"The workshop here in Trinidad is going really good... I am having so much fun but I am also learning new stuff and meeting some really nice people.....The coaches are really nice too! Final day is tomorrow can't wait for it to come but don't want it to end!!"
Ruzivo Kamuriwo is testament to just how great an impact the Hit The Top (HTT) programme can have on any young person who has the determination to reach their goals.
Ruzivo was a C4C HTT Peer Leader during 2011.
Ruzivo (pictured above with other C4C coaches at a recent 'StreetChance' Estates Competition) left Zimbabwe along with his mum, dad and sister in 2003 and they set up home in East London and attended William Morris School in Wathamstow.
He has both a learning and physical disability which has left him with very little use in his left arm. In Zimbabwe, his sporting opportunities were limited to say the least and cricket wasn’t a sport he had any exposure to whatsoever.
It was only until he took part in a cricket lesson in school (the William Morris School in 2006) he actually picked up a bat and bowled a ball for the first time. Ruzivo was hooked on the game, he realized by playing cricket he had the chance to have his moment of glory by bowling out a batsmen or carrying out amazing pieces of fielding which has now become his speciality.
Ruzivo tells us of his first encounter with C4C; “My first experience of Cricket for Change was when one of their coaches came into my school and showed me that I could play and enjoy cricket.
The C4C coach, Adam Hall, was so impressed with Ruzivo’s rapid development that he included him in the Essex County squad. He stood out amongst all the coaches as a player who put his heart and soul into everything he did and was a great motivator for his team mates.
Ruzivo getting some bowling tips from Otis Gibson, former England bowling coach
Adam identified Ruzivo as a player who had the potential to make the step up into the disability hard ball league, this was where he would come up against accomplished and experienced players who had left the softball version of the game long behind them.
What also had to be considered was the amount of added responsibility that Ruzivo’s would have to come to terms with, i.e. getting himself to meeting points for the team coach, spending many hours away from home, attending training sessions and having his position in the team assessed on a weekly basis.
Many young players have difficulty getting to grips with all the elements that go along with playing representative cricket, Ruzivo didn’t and with his determination to prove himself at a higher level he became a great example to the rest of the London disability team.
In a difficult first season for the squad (back in 2007) he learn’t something positive from each game he played in which used to help him fully focus on going into the 2008 season with more confidence.

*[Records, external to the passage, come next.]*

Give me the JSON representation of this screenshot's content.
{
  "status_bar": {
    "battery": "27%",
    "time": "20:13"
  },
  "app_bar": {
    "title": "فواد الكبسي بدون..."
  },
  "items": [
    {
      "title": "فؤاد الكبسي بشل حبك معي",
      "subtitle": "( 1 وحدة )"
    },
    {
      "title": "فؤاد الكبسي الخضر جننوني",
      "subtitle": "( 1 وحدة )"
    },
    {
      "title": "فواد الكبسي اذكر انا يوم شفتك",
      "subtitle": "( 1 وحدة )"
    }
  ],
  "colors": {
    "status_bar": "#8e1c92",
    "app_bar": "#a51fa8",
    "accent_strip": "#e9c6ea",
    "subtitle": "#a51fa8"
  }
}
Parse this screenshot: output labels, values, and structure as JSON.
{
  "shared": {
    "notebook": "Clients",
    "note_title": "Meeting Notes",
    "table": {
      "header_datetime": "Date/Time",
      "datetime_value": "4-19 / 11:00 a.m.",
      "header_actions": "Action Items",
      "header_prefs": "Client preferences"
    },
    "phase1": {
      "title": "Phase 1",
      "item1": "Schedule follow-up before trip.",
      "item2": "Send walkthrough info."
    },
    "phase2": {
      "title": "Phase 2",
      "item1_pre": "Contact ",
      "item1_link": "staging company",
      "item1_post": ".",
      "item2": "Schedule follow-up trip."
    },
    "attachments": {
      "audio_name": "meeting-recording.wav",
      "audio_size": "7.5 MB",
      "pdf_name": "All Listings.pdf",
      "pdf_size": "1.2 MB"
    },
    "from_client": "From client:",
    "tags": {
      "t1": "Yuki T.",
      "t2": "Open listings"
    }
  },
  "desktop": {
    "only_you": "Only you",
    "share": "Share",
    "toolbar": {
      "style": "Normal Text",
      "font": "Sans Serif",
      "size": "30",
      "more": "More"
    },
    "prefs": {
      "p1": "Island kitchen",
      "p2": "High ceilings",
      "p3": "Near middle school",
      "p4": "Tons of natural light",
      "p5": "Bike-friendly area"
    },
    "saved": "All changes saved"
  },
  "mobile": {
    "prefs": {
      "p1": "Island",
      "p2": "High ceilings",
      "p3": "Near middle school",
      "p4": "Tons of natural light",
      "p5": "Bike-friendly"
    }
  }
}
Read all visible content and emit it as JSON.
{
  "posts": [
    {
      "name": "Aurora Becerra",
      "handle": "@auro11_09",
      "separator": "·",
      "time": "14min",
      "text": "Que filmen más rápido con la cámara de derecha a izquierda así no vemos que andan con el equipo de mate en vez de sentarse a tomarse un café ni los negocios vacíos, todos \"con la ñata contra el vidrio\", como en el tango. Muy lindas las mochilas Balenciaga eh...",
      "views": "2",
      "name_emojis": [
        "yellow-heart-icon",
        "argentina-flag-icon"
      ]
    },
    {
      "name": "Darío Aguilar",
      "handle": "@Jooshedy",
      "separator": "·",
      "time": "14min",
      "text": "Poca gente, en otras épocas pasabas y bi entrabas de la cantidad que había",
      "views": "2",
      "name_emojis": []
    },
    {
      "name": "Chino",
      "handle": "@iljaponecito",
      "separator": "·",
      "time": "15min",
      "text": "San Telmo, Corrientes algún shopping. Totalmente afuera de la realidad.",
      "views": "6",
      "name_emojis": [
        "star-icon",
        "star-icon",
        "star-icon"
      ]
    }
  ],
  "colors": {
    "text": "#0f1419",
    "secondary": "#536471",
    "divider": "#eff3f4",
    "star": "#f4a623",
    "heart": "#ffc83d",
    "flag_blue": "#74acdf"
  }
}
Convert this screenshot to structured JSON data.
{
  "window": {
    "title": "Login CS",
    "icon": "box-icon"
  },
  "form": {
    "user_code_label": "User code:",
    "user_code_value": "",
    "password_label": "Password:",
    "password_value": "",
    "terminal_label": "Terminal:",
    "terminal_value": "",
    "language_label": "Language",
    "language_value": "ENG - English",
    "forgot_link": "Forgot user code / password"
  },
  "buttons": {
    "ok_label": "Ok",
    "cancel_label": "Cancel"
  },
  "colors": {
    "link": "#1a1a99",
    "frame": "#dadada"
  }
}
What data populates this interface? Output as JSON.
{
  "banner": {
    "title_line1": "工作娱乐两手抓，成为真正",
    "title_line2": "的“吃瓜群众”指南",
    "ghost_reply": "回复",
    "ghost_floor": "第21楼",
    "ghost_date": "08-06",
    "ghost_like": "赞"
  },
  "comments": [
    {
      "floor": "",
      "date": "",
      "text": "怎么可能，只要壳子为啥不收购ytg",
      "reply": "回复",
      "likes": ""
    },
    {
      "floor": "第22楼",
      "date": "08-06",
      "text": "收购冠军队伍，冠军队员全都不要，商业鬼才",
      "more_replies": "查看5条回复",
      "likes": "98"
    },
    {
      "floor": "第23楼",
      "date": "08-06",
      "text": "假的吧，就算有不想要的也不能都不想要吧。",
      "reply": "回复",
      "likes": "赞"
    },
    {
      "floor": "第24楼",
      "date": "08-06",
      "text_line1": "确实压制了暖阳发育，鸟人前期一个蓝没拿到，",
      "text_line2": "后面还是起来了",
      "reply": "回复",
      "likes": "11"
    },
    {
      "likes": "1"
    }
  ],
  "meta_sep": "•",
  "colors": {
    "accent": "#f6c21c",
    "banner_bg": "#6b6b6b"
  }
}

All of which would bring him and the team greater rewards. At one stage the selectors for the full England disability team monitored Ruzivo’s progress too and had an interest in how he performed in the game.
The added responsibility put on Ruzivo had a noticeable improvement on his confidence and outlook on life. His teachers remarked on his demeanor within school and saw a big improvement on his grades.
Ruzivo says (in 2011); “I play for the Essex M.L.D team, and would like to help other young people access and enjoy playing cricket like I do".
And on his job as a Hit The Top Peer Leader, Ruzivo comments: "My role is to talk with the young people on the Hit the Top programme and ensure that we keep improving and developing it, and organise and co-ordinate the coaching sessions provided."
Playing cricket has gone some way to playing a part in this change but it’s mainly down to Ruzivo’s determination to excel and be a shining example to those around him.
Ruzivo pictured below with fellow Hit The Top Peer Leader, Steffan McKenzie